Theodor von Kármán’s research contributed significantly to improvements in aerodynamics in aviation. He collaborated with the aerodynamics expert Ludwig Prandtl and from 1908 also began to publish his research results on the Kármán vortex street named after him.
In 1912 he was appointed director of the Aerodynamic Institute at the Technical University in Aachen. In this capacity, Kármán provided important impetus to boundary layer theory as well as to the theory of airfoil profiles. He also wrote papers on the theory of airscrews and on the calculation of pressure distribution on airship bodies. He also advanced the development of helicopters.

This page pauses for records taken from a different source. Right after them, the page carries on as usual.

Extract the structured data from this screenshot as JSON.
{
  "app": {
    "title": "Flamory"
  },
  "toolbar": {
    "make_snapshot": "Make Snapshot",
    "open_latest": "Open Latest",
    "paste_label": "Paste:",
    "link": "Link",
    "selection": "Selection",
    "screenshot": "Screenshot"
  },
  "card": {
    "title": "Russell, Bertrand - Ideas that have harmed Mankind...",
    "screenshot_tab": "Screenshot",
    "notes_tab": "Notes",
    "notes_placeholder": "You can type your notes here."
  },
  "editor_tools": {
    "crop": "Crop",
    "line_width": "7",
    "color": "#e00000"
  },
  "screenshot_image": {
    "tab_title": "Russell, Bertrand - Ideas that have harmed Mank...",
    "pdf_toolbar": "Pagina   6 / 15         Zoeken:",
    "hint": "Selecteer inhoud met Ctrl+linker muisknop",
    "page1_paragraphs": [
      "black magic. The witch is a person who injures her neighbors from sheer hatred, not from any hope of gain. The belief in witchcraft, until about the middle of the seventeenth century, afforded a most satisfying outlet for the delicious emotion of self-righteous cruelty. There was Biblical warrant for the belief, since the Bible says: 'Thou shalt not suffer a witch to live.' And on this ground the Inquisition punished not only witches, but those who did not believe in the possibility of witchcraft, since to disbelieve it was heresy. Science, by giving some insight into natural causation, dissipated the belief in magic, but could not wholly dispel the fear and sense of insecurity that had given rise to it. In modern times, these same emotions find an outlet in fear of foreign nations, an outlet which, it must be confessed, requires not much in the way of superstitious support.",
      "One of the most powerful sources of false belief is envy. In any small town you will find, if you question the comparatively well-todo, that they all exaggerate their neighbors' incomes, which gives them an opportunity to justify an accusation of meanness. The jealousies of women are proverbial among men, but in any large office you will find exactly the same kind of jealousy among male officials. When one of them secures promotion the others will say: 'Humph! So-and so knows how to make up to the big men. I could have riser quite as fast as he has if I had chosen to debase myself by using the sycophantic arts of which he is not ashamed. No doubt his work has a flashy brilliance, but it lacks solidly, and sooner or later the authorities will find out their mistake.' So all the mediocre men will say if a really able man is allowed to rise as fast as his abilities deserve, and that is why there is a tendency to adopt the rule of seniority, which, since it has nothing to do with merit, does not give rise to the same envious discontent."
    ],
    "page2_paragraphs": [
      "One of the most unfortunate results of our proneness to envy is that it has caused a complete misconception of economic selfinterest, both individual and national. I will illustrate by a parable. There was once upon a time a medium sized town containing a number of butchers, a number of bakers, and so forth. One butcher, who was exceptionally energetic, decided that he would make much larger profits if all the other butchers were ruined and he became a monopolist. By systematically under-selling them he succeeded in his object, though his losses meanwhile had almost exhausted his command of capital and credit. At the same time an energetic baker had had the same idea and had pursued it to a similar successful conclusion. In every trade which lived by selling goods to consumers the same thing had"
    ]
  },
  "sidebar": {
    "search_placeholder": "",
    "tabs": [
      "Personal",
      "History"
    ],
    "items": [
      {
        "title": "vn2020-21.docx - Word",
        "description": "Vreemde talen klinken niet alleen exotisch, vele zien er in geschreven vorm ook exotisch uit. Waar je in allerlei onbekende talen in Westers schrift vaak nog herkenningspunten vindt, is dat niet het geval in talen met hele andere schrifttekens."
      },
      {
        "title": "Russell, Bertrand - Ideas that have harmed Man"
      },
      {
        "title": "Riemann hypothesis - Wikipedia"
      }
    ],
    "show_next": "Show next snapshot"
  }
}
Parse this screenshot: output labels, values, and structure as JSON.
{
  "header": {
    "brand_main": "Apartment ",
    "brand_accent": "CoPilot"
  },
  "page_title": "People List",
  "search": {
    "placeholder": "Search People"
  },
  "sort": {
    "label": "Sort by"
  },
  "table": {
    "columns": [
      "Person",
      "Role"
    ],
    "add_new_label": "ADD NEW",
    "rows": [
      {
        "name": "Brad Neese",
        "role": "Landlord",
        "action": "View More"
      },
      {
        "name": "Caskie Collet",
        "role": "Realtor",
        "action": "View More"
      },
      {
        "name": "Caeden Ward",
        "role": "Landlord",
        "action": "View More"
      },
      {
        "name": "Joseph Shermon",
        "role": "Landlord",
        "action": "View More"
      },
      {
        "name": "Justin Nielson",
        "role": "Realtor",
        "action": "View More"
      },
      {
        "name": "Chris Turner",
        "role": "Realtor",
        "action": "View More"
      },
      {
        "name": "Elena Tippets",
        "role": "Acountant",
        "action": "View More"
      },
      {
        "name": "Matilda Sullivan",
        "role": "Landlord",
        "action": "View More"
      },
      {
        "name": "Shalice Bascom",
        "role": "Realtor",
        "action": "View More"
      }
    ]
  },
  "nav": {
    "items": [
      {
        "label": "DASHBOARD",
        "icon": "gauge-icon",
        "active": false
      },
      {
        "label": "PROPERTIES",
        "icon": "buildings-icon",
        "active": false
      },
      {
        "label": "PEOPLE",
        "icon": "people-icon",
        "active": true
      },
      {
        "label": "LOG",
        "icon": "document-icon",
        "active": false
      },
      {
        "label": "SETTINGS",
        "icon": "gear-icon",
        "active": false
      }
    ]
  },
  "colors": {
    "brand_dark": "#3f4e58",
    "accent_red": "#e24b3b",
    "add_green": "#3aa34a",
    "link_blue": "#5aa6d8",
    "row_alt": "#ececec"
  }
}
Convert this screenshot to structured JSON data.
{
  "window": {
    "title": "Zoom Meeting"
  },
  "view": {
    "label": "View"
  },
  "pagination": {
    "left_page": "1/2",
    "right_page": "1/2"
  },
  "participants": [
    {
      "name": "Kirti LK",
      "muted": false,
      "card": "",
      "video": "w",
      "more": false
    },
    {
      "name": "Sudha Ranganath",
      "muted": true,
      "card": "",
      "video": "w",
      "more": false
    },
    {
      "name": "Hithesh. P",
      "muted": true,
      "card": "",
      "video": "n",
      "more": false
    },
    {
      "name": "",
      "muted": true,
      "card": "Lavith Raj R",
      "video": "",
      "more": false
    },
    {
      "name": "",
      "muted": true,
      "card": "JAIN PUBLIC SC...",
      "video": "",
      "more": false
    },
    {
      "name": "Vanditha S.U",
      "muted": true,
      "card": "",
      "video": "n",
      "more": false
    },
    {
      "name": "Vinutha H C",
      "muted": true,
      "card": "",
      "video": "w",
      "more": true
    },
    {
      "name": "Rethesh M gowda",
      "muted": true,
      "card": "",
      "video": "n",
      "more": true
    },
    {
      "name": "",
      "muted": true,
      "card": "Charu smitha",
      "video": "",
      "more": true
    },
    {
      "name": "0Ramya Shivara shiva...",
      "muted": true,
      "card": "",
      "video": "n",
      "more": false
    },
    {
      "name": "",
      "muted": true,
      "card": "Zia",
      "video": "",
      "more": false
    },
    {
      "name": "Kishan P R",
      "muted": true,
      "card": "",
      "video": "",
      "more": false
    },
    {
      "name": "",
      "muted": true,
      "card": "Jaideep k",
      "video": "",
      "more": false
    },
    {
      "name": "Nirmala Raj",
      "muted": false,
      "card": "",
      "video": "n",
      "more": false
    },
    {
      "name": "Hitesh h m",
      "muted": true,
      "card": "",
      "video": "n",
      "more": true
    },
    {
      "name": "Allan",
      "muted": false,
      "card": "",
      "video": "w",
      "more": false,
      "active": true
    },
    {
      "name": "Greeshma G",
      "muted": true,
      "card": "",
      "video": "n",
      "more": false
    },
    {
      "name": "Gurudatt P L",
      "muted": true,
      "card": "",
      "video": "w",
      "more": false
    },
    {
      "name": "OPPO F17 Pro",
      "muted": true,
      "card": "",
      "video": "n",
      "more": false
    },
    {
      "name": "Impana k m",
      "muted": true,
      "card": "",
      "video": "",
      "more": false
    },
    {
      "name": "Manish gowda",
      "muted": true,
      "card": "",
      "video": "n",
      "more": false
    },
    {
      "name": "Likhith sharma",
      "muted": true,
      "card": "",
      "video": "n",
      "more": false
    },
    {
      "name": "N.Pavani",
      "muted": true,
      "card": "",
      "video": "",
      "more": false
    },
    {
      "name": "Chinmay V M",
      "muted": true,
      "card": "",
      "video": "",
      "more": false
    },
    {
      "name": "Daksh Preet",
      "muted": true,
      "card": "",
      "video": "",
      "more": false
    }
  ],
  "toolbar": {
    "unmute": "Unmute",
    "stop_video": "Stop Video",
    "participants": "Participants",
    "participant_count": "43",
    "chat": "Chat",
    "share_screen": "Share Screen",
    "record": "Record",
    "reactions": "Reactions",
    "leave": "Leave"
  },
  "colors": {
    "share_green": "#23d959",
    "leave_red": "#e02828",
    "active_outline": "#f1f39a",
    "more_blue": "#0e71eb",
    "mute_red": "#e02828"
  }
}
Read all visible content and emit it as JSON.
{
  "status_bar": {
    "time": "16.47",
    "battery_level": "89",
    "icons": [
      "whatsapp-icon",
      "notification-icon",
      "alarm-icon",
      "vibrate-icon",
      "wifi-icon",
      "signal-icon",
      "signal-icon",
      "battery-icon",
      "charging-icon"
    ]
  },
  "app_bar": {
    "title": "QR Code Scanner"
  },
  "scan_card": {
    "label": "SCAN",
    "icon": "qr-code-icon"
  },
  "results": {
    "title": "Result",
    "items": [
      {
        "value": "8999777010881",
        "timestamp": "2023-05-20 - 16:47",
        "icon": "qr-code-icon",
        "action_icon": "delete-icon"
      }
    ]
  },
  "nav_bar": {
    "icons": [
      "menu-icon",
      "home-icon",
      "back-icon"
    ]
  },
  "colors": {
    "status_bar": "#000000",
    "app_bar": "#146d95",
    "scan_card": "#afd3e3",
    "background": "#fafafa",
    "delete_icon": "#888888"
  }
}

In 1926, he received an invitation to Pasadena from Nobel Prize winner Robert A. Millikan to help establish an aerodynamics institute at the California Institute of Technology. In 1929, he became director of the Guggenheim Aeronautical Laboratory.